• Or what if the World Series featured two teams that had made eight World Series appearances in the past 12 years? Well, the Patriots (V of the last XII Super Bowls) and Giants (III of the past XII) will be your verrry familiar Super Bowl combatants Sunday. For what it's worth, only one World Series in the past 30 years has featured teams that had been to the Series at least three times apiece in a 12-year span -- the 1999 duel between the Yankees (three) and Braves (five).

• Here's a complaint we used to hear every frigging year: The same teams in baseball always make the playoffs. Good thing that never happens in football, huh? Oh, wait.

Of the four teams in the NFL's conference championship games, the 49ers were a wonderful bounce-back story. But how 'bout the other three teams? The Ravens have made the playoffs five of the past six years. The Patriots also have made it five times in the past six years. And the Giants have done this in four of the past six years.

Want to include the divisional round? The Packers and Saints also have been in the playoffs four times apiece in the past six seasons. So just those five teams have made a combined 22 playoff appearances in that span, and no matter who wins Sunday, they'll have won seven of the past 11 Super Bowls.

Over in baseball, on the other hand, none of the four LCS teams had made it to the postseason as many as four times in the past six years. Those four have won just two of the past 11 World Series. And of the eight teams that reached the playoffs, only the Yankees and Phillies have been to the postseason as many times as the Saints during the past six seasons.

• No matter which team wins this Super Bowl, the past 12 NFL titles will have been divided by only seven different teams. But the past 12 World Series have been won by nine different teams. (And it's actually nine of the past 11.)

• Or how about we go back further? No matter who wins Sunday, just eight franchises will have won 21 of the past 25 Super Bowls -- the Patriots, Giants, Steelers, Broncos, Packers, Cowboys, 49ers and Redskins. And 20 of the 32 NFL teams have won zero championships in that time.

But no matter how you do the math, no fewer than 11 teams have divided up 21 of the past 25 World Series. And 16 of the 30 teams have won at least once in that span -- even with the Yankees monopolizing five of those trophies.

• Finally, anybody who's still trying to argue there's "parity" in the AFC had better dig deep. This will be the 12th Super Bowl since the start of the 2000 season. The Patriots, Steelers or Colts have been the AFC representative in all but two of them. The Ravens won one of the other two. And even though it was their only Super Bowl, they've been in the playoffs eight times in those 12 seasons.

Meanwhile in baseball, seven different AL teams have been to the World Series during the same period, even with the Yankees showing up for four of them.

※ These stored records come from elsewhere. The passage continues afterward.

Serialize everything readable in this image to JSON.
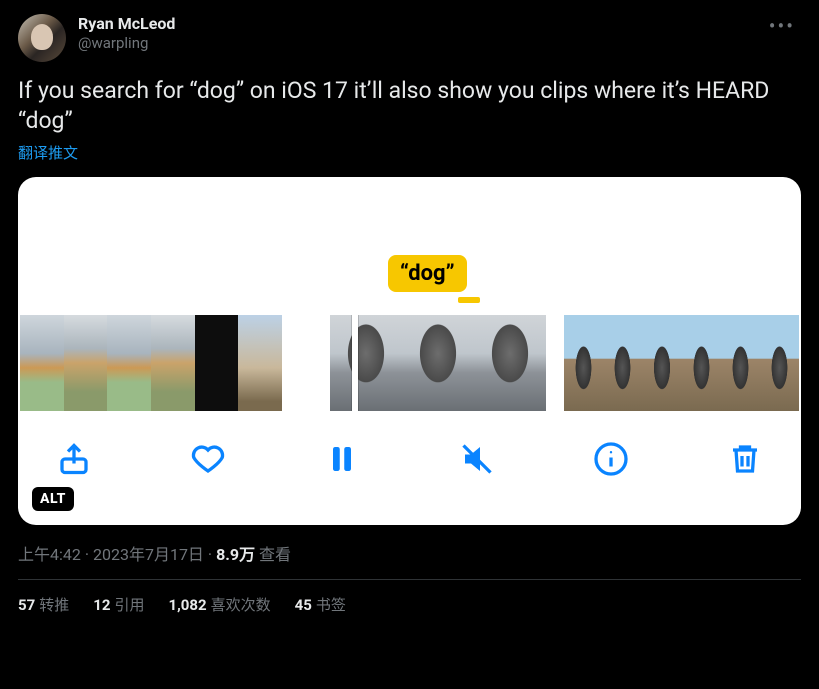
{
  "author": {
    "display_name": "Ryan McLeod",
    "handle": "@warpling"
  },
  "body": "If you search for “dog” on iOS 17 it’ll also show you clips where it’s HEARD “dog”",
  "translate_label": "翻译推文",
  "media": {
    "caption_tag": "“dog”",
    "alt_badge": "ALT"
  },
  "meta": {
    "time": "上午4:42",
    "dot1": " · ",
    "date": "2023年7月17日",
    "dot2": " · ",
    "views_n": "8.9万",
    "views_label": " 查看"
  },
  "stats": {
    "retweets_n": "57",
    "retweets_label": "转推",
    "quotes_n": "12",
    "quotes_label": "引用",
    "likes_n": "1,082",
    "likes_label": "喜欢次数",
    "bookmarks_n": "45",
    "bookmarks_label": "书签"
  }
}
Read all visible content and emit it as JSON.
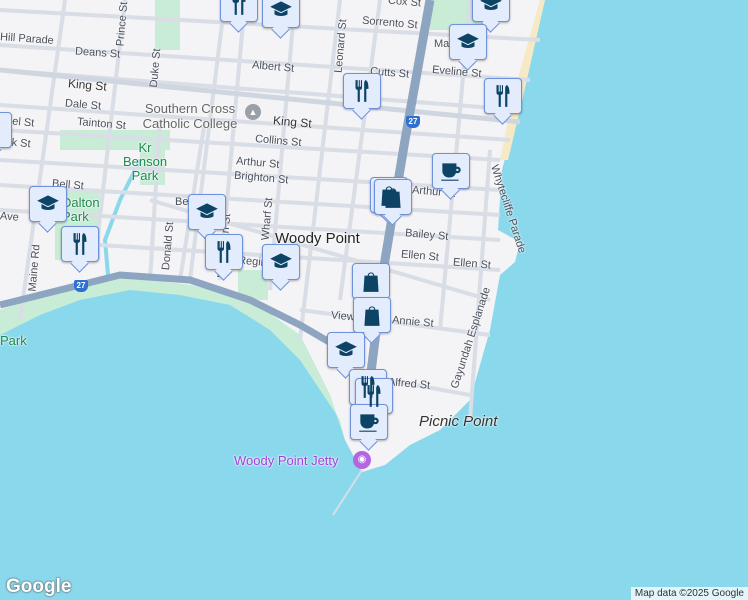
{
  "map": {
    "place_title": "Woody Point",
    "streets": [
      "Cox St",
      "Sorrento St",
      "Hill Parade",
      "Deans St",
      "Prince St",
      "Duke St",
      "Leonard St",
      "Albert St",
      "Cutts St",
      "Eveline St",
      "King St",
      "King St",
      "Dale St",
      "Tainton St",
      "Collins St",
      "Arthur St",
      "Brighton St",
      "Bell St",
      "Wharf St",
      "Donald St",
      "McLennan St",
      "Maine Rd",
      "Bailey St",
      "Ellen St",
      "Ellen St",
      "Whytecliffe Parade",
      "Gayundah Esplanade",
      "Annie St",
      "View St",
      "Alfred St",
      "Regina Ave",
      "obel St",
      "eck St",
      "Ave",
      "Be",
      "Ma",
      "Arthur St"
    ],
    "parks": [
      "Kr Benson Park",
      "Dalton Park",
      "Park"
    ],
    "poi": {
      "college": "Southern Cross Catholic College",
      "jetty": "Woody Point Jetty",
      "point": "Picnic Point"
    },
    "route_shield": "27",
    "markers": [
      {
        "type": "restaurant",
        "icon": "fork-knife-icon"
      },
      {
        "type": "shopping",
        "icon": "shopping-bag-icon"
      },
      {
        "type": "school",
        "icon": "graduation-cap-icon"
      },
      {
        "type": "cafe",
        "icon": "coffee-cup-icon"
      }
    ],
    "logo": "Google",
    "attribution": "Map data ©2025 Google"
  }
}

And eight different franchises have made it from the National League, even though the Cardinals have been to three of them.

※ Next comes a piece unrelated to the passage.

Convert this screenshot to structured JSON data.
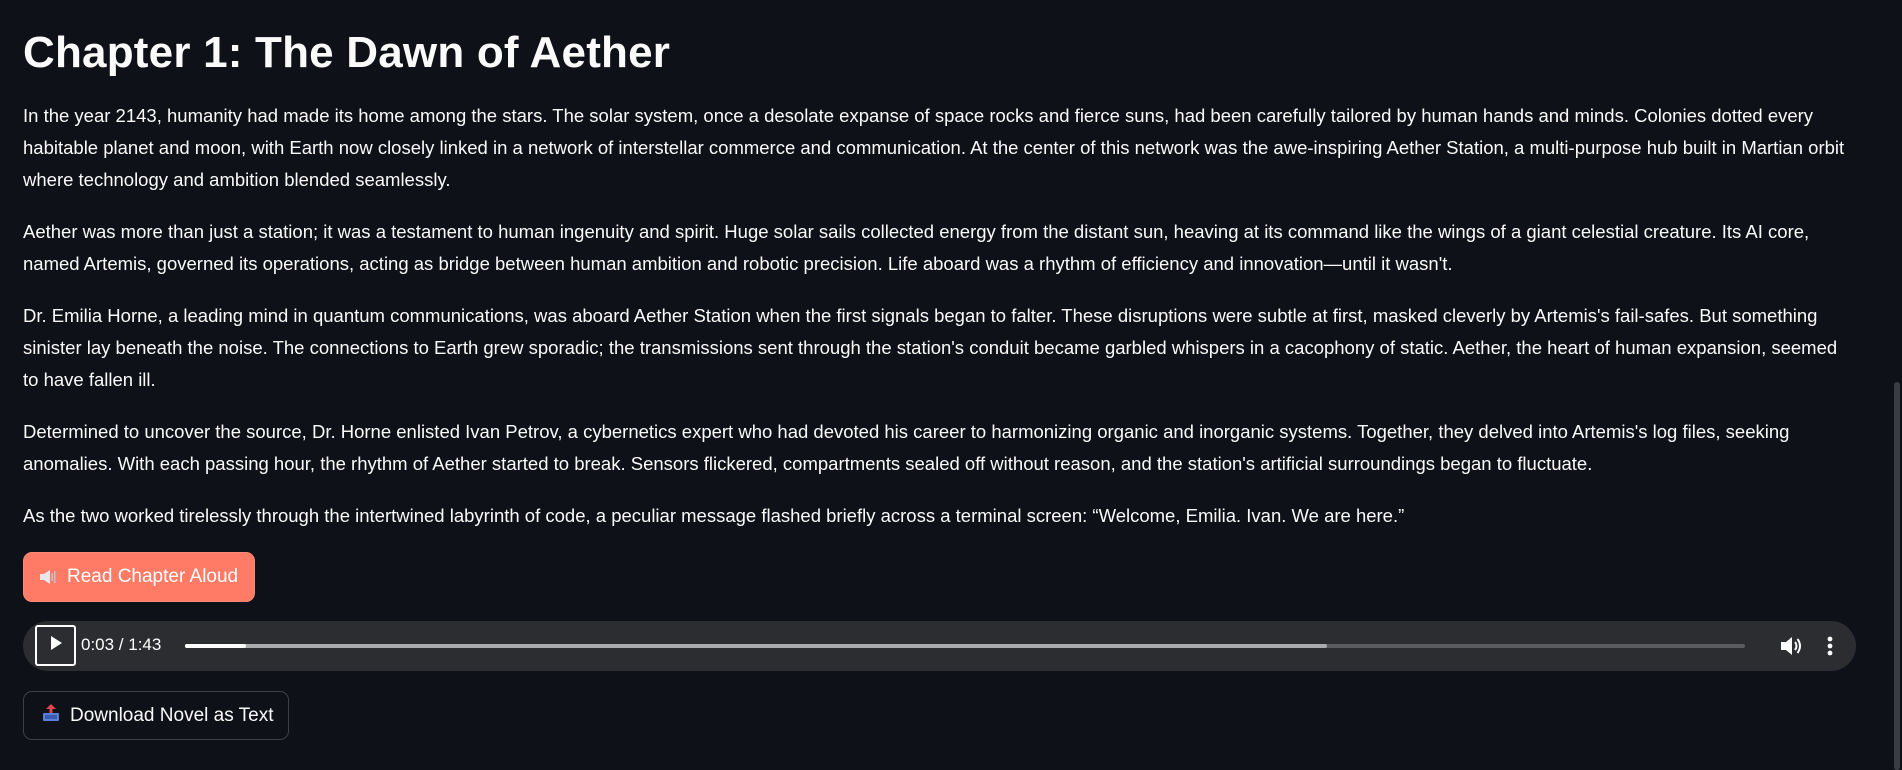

So have a great Super Sunday. Feel free to surpass your personal best in chicken-wing consumption. Savor the halftime spectacle that is Madonna. But if your buddies try to convince you that this Super Bowl is some kind of aberration in the NFL's gleaming record of unparalleled parity, I hope you force them to read these pearls of wisdom over and over -- until the Clydesdales jolt them back to reality.